to long delays at way-stations, causes justifying low rates on full cars in active motion on long, unbroken journeys.
Another form of allowable discrimination Mr. Fink holds to arise where a new industry awaits development, and offers all it can afford to pay—a rate somewhat under the tariff. He gives as an example a case where staves from a Western point were to be sent to England, to compete there with staves from Norway: he holds it to have been good railway policy to create freight by carrying it at a reduced figure, if it gave promise of increased business in the future, with a prospect of building up a new industry for the country.

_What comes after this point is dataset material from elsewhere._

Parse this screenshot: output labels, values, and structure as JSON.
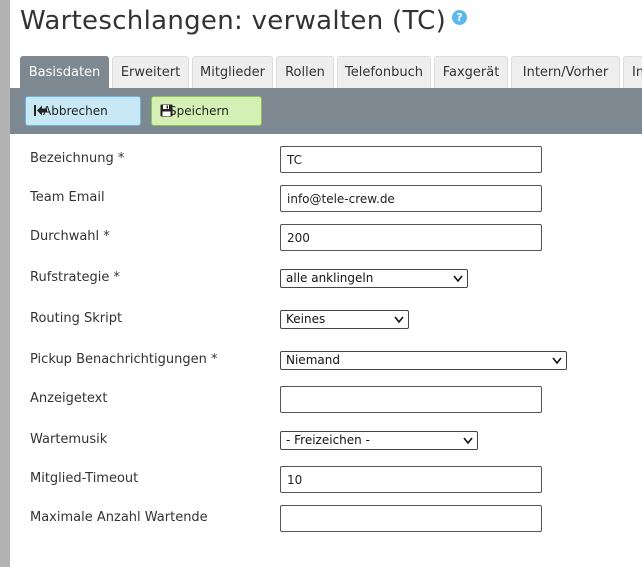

The Anti-Monopoly League of New York, an association formed to expose railroad abuses, and to endeavor to have them corrected by political agitation and legislative enactment, has widely circulated as the policy of the Erie and New York Central Railroads a statement signed by their presidents, wherein they declare it their principle to charge all an article will bear, and at the same time stimulate its production (they probably meant, not interfere with its production). On the Central Pacific Railroad the value of a shipment of ore or merchandise affects the cost of its carriage, and at first view the fact certainly has an arbitrary look. The explanation of the somewhat carelessly stated principle is this: Ores of various values are offered to the Central Pacific road, let us say; the least valuable can-not afford to pay tariff rates, although it can pay the cost of transportation and a small percentage of return to the capital of the line. The manager decides that a little profit is better than none, and accepts the ore of small value at a reduced rate. The same principle of classification makes, dry-goods pay a higher rate than coals, just as letters cost more for postage than books and parcels; its adoption develops the utmost quantity of railroad business, cheapening the average charge, and adjusting the burden of expense to the various capabilities of the different elements of traffic. Railroad managers, on the same general principle, find it pays to develop suburban passenger and excursion business on terms much below the charges for single tickets.
Against the proposal of General Reagan and others to make a uniform rate for every mile of railroad in the country, it is very properly urged that tariffs must vary from many considerations: the indirectness of one road competing with a shorter one obliging it to charge a lower rate per mile, or do no business; the determination of freight in a single direction, as of lumber from the Wisconsin forests, which requires the hauling of empty cars northwestward; the comparatively small business of some lines such as those common in the West, which serve as mere gatherers-up for the trunk-lines and feeders of them; the cost of fuel, three times as much in some parts of the country as in others, and, at the cheapest, a main element of railroad expense; difficulties of grade, which may make a single mile more costly in maintenance and operation than ten miles of level track; contingencies of